■ WORK TASK: Exact reproduction, images excluded: write out the records below.
==========
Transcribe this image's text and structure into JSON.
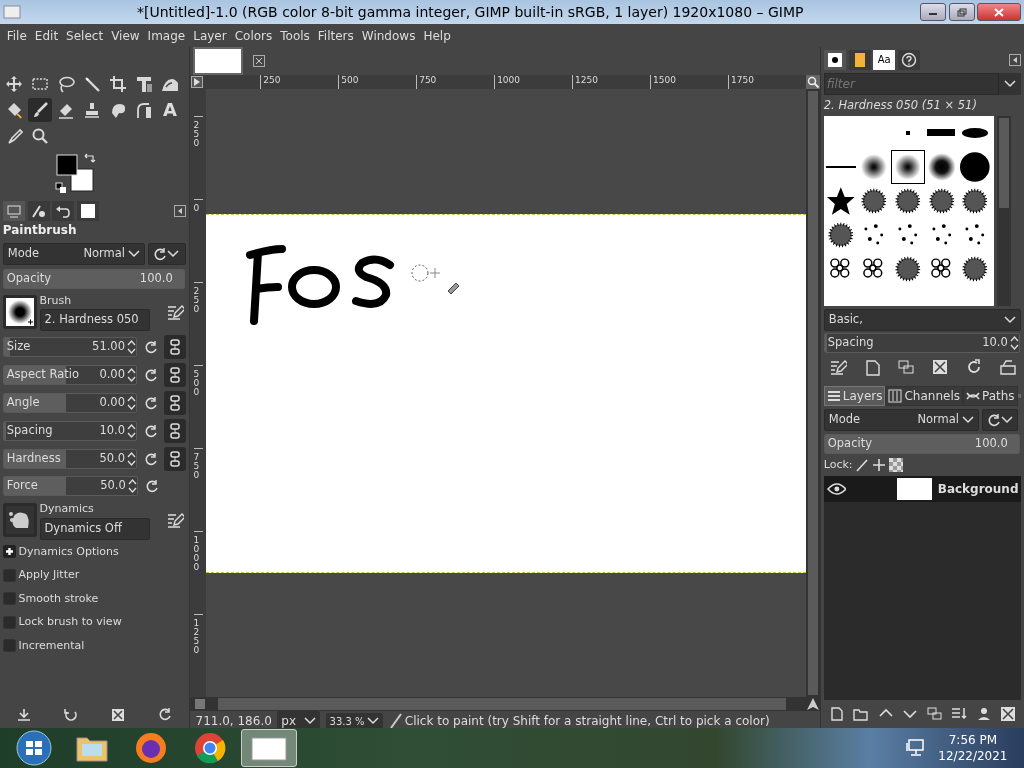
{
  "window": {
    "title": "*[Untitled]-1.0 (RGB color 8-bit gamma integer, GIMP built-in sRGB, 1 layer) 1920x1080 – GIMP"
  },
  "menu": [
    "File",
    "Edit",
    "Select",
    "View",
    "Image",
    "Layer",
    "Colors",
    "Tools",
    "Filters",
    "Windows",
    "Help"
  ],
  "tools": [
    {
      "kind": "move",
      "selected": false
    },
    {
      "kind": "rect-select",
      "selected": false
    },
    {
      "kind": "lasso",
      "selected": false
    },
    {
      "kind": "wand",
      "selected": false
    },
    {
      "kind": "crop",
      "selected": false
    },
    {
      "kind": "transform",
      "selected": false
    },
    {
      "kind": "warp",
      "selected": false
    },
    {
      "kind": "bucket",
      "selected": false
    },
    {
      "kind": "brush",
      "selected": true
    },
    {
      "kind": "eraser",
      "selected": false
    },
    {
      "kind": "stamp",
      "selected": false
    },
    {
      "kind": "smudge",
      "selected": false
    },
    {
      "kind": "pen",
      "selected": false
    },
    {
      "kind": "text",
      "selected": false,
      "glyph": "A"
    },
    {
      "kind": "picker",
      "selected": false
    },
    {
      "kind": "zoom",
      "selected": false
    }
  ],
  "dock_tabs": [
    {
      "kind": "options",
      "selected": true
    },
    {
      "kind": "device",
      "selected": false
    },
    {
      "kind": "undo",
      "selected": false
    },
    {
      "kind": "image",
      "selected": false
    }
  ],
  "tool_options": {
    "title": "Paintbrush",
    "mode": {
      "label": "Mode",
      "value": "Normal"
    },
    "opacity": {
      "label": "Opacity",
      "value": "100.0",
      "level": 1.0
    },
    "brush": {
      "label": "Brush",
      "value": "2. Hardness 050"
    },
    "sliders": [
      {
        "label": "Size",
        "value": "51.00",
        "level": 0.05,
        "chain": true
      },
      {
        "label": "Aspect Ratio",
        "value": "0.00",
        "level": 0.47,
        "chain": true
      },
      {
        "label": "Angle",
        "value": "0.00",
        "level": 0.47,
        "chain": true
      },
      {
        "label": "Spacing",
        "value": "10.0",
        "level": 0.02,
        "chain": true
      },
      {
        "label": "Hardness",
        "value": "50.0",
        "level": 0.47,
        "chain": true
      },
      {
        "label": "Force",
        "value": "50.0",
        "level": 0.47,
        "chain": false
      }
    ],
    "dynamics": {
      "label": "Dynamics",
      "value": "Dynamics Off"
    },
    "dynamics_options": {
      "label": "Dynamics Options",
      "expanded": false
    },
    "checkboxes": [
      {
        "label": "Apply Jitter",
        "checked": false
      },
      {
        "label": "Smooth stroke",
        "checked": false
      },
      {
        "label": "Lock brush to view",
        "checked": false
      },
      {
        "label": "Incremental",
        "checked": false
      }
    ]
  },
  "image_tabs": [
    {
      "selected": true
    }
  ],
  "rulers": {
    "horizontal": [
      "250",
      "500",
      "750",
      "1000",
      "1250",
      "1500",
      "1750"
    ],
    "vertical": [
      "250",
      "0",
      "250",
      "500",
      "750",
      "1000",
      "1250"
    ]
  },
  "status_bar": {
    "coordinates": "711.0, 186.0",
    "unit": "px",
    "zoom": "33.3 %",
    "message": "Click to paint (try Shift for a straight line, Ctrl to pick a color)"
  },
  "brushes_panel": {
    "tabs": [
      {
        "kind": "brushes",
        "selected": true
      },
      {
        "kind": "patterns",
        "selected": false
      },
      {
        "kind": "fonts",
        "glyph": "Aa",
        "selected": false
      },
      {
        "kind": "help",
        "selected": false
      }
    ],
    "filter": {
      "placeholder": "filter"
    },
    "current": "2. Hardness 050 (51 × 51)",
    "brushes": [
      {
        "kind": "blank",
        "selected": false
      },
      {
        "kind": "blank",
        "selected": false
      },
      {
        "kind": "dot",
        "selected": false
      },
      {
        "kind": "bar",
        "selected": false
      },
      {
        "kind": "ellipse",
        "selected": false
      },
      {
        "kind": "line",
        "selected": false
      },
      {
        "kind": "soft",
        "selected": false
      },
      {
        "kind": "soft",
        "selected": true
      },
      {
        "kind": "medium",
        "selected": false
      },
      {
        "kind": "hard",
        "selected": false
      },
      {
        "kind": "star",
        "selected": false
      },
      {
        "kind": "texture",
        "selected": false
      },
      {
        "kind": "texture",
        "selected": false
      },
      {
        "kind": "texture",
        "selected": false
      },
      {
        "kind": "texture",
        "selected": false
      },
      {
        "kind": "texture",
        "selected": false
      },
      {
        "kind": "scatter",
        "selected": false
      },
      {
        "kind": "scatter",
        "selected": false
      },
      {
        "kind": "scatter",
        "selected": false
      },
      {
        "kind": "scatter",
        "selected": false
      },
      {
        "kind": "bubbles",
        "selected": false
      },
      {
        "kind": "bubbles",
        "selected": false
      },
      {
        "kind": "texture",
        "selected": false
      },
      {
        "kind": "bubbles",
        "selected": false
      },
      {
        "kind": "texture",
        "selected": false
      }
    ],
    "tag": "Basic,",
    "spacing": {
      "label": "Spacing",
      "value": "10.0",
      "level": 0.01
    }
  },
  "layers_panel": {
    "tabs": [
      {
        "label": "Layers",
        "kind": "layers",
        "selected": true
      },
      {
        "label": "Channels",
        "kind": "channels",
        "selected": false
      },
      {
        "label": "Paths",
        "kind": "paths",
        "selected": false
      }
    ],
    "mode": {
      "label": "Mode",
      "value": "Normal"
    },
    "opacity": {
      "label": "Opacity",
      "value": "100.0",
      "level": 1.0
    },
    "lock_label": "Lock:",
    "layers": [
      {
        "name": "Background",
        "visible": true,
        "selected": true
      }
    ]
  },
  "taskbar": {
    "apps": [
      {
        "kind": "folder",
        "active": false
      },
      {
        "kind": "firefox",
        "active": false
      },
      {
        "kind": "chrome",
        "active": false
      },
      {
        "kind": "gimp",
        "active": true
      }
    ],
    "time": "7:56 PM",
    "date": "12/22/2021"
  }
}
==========
■ TASK ANSWER:
Transcribe this image's text and structure into JSON.
{
  "window": {
    "title": "*[Untitled]-1.0 (RGB color 8-bit gamma integer, GIMP built-in sRGB, 1 layer) 1920x1080 – GIMP"
  },
  "menu": [
    "File",
    "Edit",
    "Select",
    "View",
    "Image",
    "Layer",
    "Colors",
    "Tools",
    "Filters",
    "Windows",
    "Help"
  ],
  "tools": [
    {
      "kind": "move",
      "selected": false
    },
    {
      "kind": "rect-select",
      "selected": false
    },
    {
      "kind": "lasso",
      "selected": false
    },
    {
      "kind": "wand",
      "selected": false
    },
    {
      "kind": "crop",
      "selected": false
    },
    {
      "kind": "transform",
      "selected": false
    },
    {
      "kind": "warp",
      "selected": false
    },
    {
      "kind": "bucket",
      "selected": false
    },
    {
      "kind": "brush",
      "selected": true
    },
    {
      "kind": "eraser",
      "selected": false
    },
    {
      "kind": "stamp",
      "selected": false
    },
    {
      "kind": "smudge",
      "selected": false
    },
    {
      "kind": "pen",
      "selected": false
    },
    {
      "kind": "text",
      "selected": false,
      "glyph": "A"
    },
    {
      "kind": "picker",
      "selected": false
    },
    {
      "kind": "zoom",
      "selected": false
    }
  ],
  "dock_tabs": [
    {
      "kind": "options",
      "selected": true
    },
    {
      "kind": "device",
      "selected": false
    },
    {
      "kind": "undo",
      "selected": false
    },
    {
      "kind": "image",
      "selected": false
    }
  ],
  "tool_options": {
    "title": "Paintbrush",
    "mode": {
      "label": "Mode",
      "value": "Normal"
    },
    "opacity": {
      "label": "Opacity",
      "value": "100.0",
      "level": 1.0
    },
    "brush": {
      "label": "Brush",
      "value": "2. Hardness 050"
    },
    "sliders": [
      {
        "label": "Size",
        "value": "51.00",
        "level": 0.05,
        "chain": true
      },
      {
        "label": "Aspect Ratio",
        "value": "0.00",
        "level": 0.47,
        "chain": true
      },
      {
        "label": "Angle",
        "value": "0.00",
        "level": 0.47,
        "chain": true
      },
      {
        "label": "Spacing",
        "value": "10.0",
        "level": 0.02,
        "chain": true
      },
      {
        "label": "Hardness",
        "value": "50.0",
        "level": 0.47,
        "chain": true
      },
      {
        "label": "Force",
        "value": "50.0",
        "level": 0.47,
        "chain": false
      }
    ],
    "dynamics": {
      "label": "Dynamics",
      "value": "Dynamics Off"
    },
    "dynamics_options": {
      "label": "Dynamics Options",
      "expanded": false
    },
    "checkboxes": [
      {
        "label": "Apply Jitter",
        "checked": false
      },
      {
        "label": "Smooth stroke",
        "checked": false
      },
      {
        "label": "Lock brush to view",
        "checked": false
      },
      {
        "label": "Incremental",
        "checked": false
      }
    ]
  },
  "image_tabs": [
    {
      "selected": true
    }
  ],
  "rulers": {
    "horizontal": [
      "250",
      "500",
      "750",
      "1000",
      "1250",
      "1500",
      "1750"
    ],
    "vertical": [
      "250",
      "0",
      "250",
      "500",
      "750",
      "1000",
      "1250"
    ]
  },
  "status_bar": {
    "coordinates": "711.0, 186.0",
    "unit": "px",
    "zoom": "33.3 %",
    "message": "Click to paint (try Shift for a straight line, Ctrl to pick a color)"
  },
  "brushes_panel": {
    "tabs": [
      {
        "kind": "brushes",
        "selected": true
      },
      {
        "kind": "patterns",
        "selected": false
      },
      {
        "kind": "fonts",
        "glyph": "Aa",
        "selected": false
      },
      {
        "kind": "help",
        "selected": false
      }
    ],
    "filter": {
      "placeholder": "filter"
    },
    "current": "2. Hardness 050 (51 × 51)",
    "brushes": [
      {
        "kind": "blank",
        "selected": false
      },
      {
        "kind": "blank",
        "selected": false
      },
      {
        "kind": "dot",
        "selected": false
      },
      {
        "kind": "bar",
        "selected": false
      },
      {
        "kind": "ellipse",
        "selected": false
      },
      {
        "kind": "line",
        "selected": false
      },
      {
        "kind": "soft",
        "selected": false
      },
      {
        "kind": "soft",
        "selected": true
      },
      {
        "kind": "medium",
        "selected": false
      },
      {
        "kind": "hard",
        "selected": false
      },
      {
        "kind": "star",
        "selected": false
      },
      {
        "kind": "texture",
        "selected": false
      },
      {
        "kind": "texture",
        "selected": false
      },
      {
        "kind": "texture",
        "selected": false
      },
      {
        "kind": "texture",
        "selected": false
      },
      {
        "kind": "texture",
        "selected": false
      },
      {
        "kind": "scatter",
        "selected": false
      },
      {
        "kind": "scatter",
        "selected": false
      },
      {
        "kind": "scatter",
        "selected": false
      },
      {
        "kind": "scatter",
        "selected": false
      },
      {
        "kind": "bubbles",
        "selected": false
      },
      {
        "kind": "bubbles",
        "selected": false
      },
      {
        "kind": "texture",
        "selected": false
      },
      {
        "kind": "bubbles",
        "selected": false
      },
      {
        "kind": "texture",
        "selected": false
      }
    ],
    "tag": "Basic,",
    "spacing": {
      "label": "Spacing",
      "value": "10.0",
      "level": 0.01
    }
  },
  "layers_panel": {
    "tabs": [
      {
        "label": "Layers",
        "kind": "layers",
        "selected": true
      },
      {
        "label": "Channels",
        "kind": "channels",
        "selected": false
      },
      {
        "label": "Paths",
        "kind": "paths",
        "selected": false
      }
    ],
    "mode": {
      "label": "Mode",
      "value": "Normal"
    },
    "opacity": {
      "label": "Opacity",
      "value": "100.0",
      "level": 1.0
    },
    "lock_label": "Lock:",
    "layers": [
      {
        "name": "Background",
        "visible": true,
        "selected": true
      }
    ]
  },
  "taskbar": {
    "apps": [
      {
        "kind": "folder",
        "active": false
      },
      {
        "kind": "firefox",
        "active": false
      },
      {
        "kind": "chrome",
        "active": false
      },
      {
        "kind": "gimp",
        "active": true
      }
    ],
    "time": "7:56 PM",
    "date": "12/22/2021"
  }
}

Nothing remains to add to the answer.